Action item:
Among the lines of the material, copy those that hold the string "Revenue".

Record set:
__________
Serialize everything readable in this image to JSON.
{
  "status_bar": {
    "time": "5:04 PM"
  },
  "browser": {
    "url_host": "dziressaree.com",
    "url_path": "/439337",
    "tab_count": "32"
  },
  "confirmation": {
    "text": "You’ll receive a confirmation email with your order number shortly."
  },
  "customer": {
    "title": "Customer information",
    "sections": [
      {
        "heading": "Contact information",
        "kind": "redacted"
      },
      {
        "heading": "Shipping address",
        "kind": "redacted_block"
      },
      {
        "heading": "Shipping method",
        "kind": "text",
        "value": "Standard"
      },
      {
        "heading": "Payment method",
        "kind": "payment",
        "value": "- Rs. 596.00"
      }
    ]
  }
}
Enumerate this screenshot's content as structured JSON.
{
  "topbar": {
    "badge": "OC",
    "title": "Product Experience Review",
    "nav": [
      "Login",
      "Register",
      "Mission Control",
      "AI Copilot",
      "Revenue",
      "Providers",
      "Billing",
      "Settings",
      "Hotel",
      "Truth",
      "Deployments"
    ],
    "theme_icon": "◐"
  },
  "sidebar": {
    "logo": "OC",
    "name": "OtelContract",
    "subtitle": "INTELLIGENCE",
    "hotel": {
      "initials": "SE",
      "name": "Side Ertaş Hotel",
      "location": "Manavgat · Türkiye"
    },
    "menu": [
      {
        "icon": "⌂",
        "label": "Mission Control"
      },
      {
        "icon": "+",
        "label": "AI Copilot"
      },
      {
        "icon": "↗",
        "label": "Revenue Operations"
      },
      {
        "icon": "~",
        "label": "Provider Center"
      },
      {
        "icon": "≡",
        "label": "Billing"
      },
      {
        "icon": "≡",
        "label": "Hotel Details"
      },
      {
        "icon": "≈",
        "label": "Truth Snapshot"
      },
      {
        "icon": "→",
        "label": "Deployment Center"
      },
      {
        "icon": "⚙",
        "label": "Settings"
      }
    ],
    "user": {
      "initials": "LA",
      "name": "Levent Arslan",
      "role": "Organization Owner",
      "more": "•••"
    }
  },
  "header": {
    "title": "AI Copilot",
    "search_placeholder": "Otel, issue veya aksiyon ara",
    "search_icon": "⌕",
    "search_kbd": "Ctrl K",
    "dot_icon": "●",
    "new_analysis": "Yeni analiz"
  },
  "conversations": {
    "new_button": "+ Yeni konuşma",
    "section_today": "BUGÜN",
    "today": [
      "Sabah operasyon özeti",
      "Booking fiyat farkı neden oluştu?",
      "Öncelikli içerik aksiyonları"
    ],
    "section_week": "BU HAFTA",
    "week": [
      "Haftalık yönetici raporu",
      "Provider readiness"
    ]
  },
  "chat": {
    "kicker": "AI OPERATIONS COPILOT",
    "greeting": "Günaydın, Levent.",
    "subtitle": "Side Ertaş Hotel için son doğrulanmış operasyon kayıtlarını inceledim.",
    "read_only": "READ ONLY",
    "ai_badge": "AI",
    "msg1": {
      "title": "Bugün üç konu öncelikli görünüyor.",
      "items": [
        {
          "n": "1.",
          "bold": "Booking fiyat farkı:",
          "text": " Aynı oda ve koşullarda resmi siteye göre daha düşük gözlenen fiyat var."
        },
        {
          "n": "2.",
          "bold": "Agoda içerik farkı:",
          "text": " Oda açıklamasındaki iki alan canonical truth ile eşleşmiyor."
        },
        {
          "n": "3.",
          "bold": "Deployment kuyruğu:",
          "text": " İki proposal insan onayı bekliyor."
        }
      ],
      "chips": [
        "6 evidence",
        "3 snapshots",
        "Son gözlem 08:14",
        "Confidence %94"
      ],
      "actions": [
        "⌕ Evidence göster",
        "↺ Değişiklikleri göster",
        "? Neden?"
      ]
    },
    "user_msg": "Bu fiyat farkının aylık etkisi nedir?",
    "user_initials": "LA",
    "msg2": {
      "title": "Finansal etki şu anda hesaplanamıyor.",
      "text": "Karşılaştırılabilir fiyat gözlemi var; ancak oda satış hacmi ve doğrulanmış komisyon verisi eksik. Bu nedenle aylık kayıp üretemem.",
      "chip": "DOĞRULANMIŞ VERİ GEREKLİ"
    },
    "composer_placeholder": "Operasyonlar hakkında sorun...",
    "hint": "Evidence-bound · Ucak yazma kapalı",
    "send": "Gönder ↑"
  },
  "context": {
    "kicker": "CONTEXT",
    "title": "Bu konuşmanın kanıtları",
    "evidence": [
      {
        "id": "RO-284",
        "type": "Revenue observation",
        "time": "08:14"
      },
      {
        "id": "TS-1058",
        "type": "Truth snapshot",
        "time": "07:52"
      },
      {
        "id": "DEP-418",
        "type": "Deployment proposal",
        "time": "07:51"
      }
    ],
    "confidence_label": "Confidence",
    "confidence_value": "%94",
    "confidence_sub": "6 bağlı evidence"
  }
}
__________
Response to the task:
      "Revenue",
        "label": "Revenue Operations"
        "type": "Revenue observation",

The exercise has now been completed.